((

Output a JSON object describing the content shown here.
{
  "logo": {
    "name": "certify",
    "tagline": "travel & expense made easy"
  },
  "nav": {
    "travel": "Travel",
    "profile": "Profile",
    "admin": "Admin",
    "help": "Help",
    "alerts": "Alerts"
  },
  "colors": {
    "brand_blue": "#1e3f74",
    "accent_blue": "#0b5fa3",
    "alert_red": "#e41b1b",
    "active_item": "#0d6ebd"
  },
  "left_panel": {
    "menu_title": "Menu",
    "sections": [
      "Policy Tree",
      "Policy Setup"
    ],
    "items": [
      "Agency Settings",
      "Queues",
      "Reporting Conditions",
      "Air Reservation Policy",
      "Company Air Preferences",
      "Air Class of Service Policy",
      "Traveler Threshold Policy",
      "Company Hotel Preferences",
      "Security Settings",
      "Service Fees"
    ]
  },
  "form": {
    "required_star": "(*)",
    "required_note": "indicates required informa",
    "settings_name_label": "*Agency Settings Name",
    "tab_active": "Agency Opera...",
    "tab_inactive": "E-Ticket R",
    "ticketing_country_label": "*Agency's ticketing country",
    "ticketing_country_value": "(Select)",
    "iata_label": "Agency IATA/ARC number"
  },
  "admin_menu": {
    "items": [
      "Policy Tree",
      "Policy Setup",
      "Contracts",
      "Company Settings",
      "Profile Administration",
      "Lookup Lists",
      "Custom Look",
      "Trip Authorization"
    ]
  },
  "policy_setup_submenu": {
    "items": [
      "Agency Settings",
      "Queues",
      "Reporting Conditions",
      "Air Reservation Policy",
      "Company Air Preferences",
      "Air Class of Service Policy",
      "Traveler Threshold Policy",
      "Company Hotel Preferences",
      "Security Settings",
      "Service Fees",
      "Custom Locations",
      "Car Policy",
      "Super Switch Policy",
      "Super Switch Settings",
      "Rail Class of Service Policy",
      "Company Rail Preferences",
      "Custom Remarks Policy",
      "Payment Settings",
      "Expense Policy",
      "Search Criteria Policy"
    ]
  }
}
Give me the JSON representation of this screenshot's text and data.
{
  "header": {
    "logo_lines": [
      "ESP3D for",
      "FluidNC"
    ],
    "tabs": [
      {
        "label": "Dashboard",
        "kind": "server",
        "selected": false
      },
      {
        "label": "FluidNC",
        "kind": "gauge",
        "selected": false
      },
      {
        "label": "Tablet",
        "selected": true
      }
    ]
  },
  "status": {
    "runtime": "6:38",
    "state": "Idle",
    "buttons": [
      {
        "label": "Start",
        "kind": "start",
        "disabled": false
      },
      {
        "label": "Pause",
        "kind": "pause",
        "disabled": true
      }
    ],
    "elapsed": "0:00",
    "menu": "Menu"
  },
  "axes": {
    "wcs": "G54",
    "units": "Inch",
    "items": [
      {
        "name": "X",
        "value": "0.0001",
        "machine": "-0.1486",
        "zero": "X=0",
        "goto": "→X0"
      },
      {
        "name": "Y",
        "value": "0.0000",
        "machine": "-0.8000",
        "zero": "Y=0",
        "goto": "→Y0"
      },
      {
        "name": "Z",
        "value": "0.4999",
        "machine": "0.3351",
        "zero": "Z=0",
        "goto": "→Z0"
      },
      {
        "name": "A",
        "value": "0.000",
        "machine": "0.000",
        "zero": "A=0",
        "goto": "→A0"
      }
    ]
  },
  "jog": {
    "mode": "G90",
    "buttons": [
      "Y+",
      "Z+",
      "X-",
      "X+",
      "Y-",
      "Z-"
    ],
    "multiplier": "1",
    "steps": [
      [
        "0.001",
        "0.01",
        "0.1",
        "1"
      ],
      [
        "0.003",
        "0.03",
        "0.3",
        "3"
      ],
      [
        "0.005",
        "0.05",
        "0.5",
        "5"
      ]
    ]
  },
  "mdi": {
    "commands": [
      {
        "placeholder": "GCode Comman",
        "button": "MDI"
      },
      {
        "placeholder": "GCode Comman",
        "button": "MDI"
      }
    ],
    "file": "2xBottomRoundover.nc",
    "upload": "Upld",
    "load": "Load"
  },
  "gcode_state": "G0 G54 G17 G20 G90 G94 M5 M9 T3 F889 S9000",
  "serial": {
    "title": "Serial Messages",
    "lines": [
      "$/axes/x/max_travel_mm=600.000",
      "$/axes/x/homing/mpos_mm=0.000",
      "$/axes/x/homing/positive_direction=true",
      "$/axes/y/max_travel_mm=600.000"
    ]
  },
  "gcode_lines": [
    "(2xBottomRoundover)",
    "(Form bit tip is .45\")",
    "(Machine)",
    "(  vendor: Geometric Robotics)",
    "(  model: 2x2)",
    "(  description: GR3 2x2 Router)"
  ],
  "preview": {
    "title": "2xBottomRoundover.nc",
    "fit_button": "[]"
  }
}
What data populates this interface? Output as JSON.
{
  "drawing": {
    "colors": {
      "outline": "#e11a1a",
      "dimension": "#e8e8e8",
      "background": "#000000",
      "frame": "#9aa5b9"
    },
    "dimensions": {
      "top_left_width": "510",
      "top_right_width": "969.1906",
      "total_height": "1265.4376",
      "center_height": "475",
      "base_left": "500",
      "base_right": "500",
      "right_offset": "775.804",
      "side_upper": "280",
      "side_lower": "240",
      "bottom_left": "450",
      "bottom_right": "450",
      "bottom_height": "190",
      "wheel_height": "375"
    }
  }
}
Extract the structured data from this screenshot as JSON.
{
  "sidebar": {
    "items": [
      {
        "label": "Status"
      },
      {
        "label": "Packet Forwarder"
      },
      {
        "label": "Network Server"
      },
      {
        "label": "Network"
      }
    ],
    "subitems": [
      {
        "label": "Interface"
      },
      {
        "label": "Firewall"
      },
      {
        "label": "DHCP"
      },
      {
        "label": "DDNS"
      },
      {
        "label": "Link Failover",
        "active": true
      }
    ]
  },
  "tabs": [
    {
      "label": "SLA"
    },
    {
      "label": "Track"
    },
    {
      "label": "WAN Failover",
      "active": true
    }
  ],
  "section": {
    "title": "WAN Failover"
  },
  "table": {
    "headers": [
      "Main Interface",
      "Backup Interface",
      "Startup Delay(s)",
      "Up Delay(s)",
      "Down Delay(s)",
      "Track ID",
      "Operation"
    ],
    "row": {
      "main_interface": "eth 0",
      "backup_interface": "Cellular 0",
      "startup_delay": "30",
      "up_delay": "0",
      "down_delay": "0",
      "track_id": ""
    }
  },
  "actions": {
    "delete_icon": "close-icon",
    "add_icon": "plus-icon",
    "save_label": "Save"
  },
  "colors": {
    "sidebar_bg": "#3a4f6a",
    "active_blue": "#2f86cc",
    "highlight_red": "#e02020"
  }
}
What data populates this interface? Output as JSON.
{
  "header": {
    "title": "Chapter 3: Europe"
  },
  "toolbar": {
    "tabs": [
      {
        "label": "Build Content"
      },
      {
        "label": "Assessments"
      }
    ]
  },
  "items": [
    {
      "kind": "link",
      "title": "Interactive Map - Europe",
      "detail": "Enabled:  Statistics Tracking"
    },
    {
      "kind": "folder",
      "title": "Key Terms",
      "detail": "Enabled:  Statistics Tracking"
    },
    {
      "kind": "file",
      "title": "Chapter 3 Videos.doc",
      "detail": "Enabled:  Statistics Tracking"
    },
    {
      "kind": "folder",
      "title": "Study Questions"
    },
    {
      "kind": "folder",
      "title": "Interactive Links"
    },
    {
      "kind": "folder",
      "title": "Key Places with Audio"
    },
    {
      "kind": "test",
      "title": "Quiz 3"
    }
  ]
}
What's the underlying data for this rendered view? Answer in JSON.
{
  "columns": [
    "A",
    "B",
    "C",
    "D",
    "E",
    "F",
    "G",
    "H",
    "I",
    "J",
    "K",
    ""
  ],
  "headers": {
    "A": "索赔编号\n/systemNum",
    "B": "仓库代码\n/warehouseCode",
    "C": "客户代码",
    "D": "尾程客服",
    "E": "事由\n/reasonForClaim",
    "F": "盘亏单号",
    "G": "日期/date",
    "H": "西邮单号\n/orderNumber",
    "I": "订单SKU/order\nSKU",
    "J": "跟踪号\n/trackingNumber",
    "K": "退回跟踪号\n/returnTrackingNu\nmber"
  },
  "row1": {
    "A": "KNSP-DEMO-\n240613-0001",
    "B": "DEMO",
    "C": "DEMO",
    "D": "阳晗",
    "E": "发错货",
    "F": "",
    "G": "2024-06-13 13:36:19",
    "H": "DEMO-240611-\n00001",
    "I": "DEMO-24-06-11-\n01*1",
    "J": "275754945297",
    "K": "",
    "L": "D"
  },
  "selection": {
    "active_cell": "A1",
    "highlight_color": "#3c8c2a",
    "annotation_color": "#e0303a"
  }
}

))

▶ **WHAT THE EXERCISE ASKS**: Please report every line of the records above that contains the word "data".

▶ **TASK SOLUTION**:
Give me the JSON representation of this screenshot's text and data.
What data populates this interface? Output as JSON.
Extract the structured data from this screenshot as JSON.
What data populates this interface? Output as JSON.
What's the underlying data for this rendered view? Answer in JSON.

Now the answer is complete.